Voter fraud concerns lead to hand count in Tripp County
With election skepticism high and questions asked about the integrity of voting machines, some are looking to go back to tallying votes by hand.
One South Dakota county tried just that. Their experience races questions over how practical this method is.
In the fallout of 2020 election, the Tripp County Board of Commissioners voted to count ballots by hand for the next election cycle.
But on election night 2022, County Auditor Barb Desersa wasn't convinced hand-counting is a feasible solution to fraud concerns.
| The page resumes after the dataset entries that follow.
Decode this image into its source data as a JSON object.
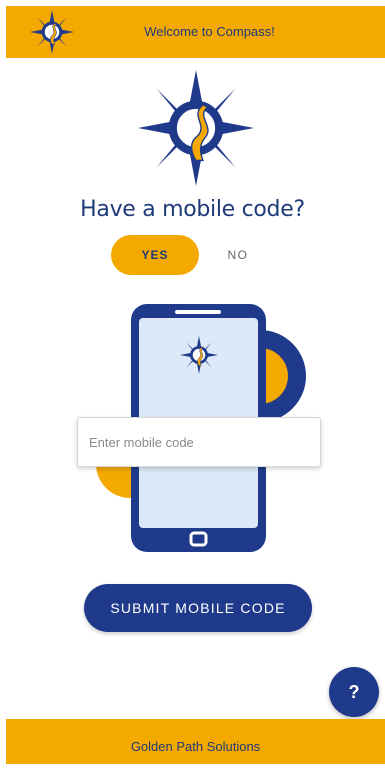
{
  "header": {
    "title": "Welcome to Compass!",
    "logo_icon": "compass-rose-icon"
  },
  "main": {
    "logo_icon": "compass-rose-icon",
    "heading": "Have a mobile code?",
    "toggle": {
      "yes_label": "YES",
      "no_label": "NO",
      "selected": "YES"
    },
    "illustration_icon": "phone-illustration-icon",
    "code_input": {
      "placeholder": "Enter mobile code",
      "value": ""
    },
    "submit_label": "SUBMIT MOBILE CODE"
  },
  "help": {
    "label": "?"
  },
  "footer": {
    "text": "Golden Path Solutions"
  },
  "colors": {
    "gold": "#f4a900",
    "navy": "#1f3a8a",
    "light_blue": "#dde8f8"
  }
}
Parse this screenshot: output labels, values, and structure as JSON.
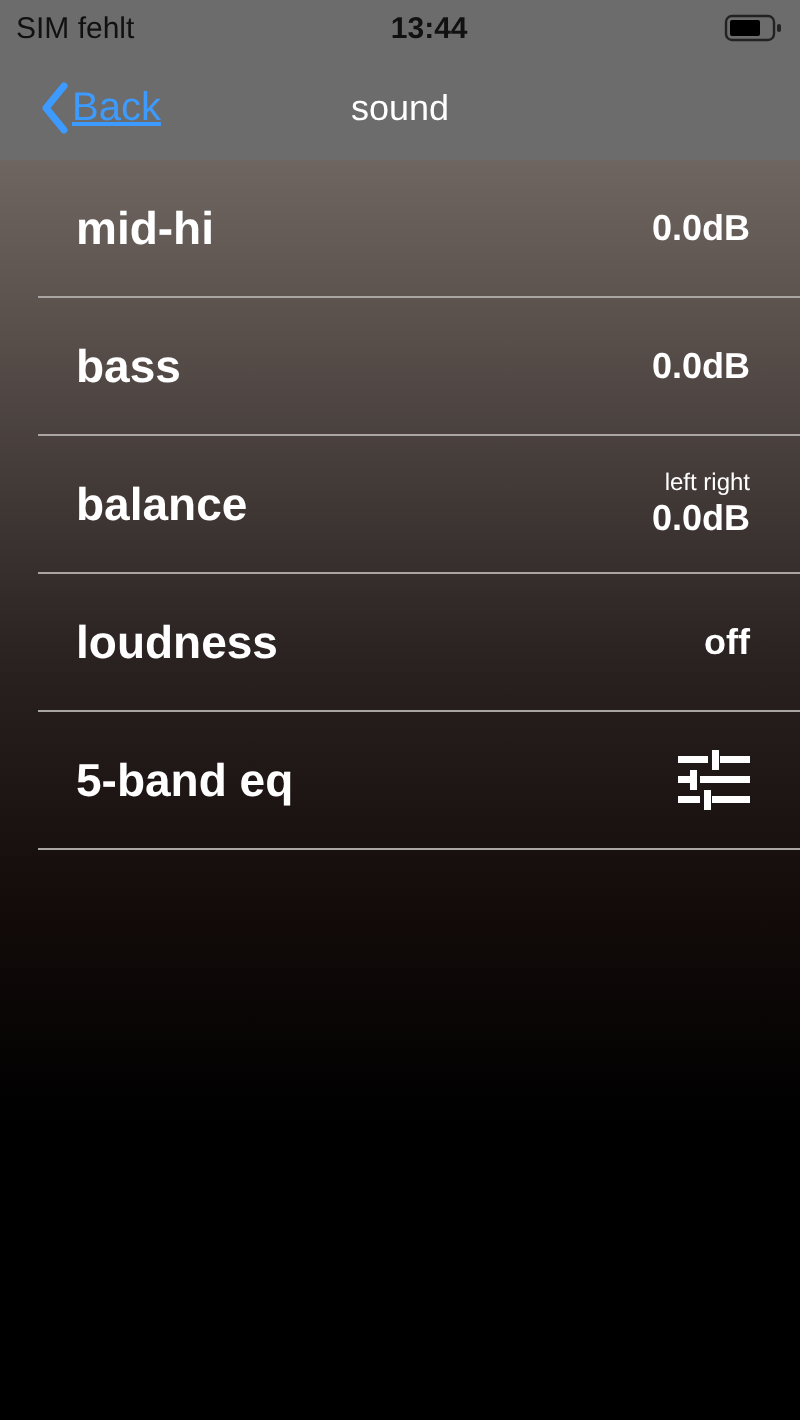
{
  "status_bar": {
    "carrier": "SIM fehlt",
    "time": "13:44"
  },
  "nav": {
    "back": "Back",
    "title": "sound"
  },
  "rows": [
    {
      "kind": "value",
      "label": "mid-hi",
      "value": "0.0dB"
    },
    {
      "kind": "value",
      "label": "bass",
      "value": "0.0dB"
    },
    {
      "kind": "value",
      "label": "balance",
      "caption": "left right",
      "value": "0.0dB"
    },
    {
      "kind": "value",
      "label": "loudness",
      "value": "off"
    },
    {
      "kind": "icon",
      "label": "5-band eq"
    }
  ]
}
“Like I’ve said all along I have faith in the state – the Secretary of States office – that does all the testing on those machines," Desersa said. "They know they can’t be connected to the internet. I have full faith in the machine, and I hope when we run ‘em through tonight that proves that so we won’t have to do this again.”
Desersa is a lifelong Tripp County resident and has been auditor for the past eight years. It’s the first time she’s ever organized a hand count.
To tally votes this way, the rural county had to recruit dozens of volunteers, some of whom worked polling locations for the entire day, working in bipartisan teams late into the night.
“One reads, and one of each party tallies," Desersa said. "At the end of their ballots, they would make sure they match. If not they will have to go through and do that race again, if they’re off. These guys started quite some time ago, so it depends on how long it takes to go through one ballot – it is a long ballot.”
Desersa said in a normal election cycle, the same job would be accomplished by two people working a voting machine.
Desersa said poll workers didn’t leave the counting location until 4:00 a.m., and Tripp County results weren’t officially submitted until 5:15 Wednesday morning.
Tripp County also serves as the administrative center of neighboring Todd County and the Rosebud Indian Reservation, which tallied votes by machine.
By 11 p.m. Central Time, Todd County was beginning to report results to the Associated Press. At the same time, Tripp County poll workers were still trying to close the gap.
Joy Tyburec was one of those poll workers up late. She did not support the decision to count by hand, but volunteered out of a sense of civic duty.
“I think it’s ridiculous when we have machines that can do it and we sat here all day. And I realize I didn’t have to volunteer to do this, but we sat here all day and we’re not even half done and it’s midnight,” Tyburek said.
Despite the full day of work, Tyburec said more than anything she is happy Tripp County saw a good voter turnout.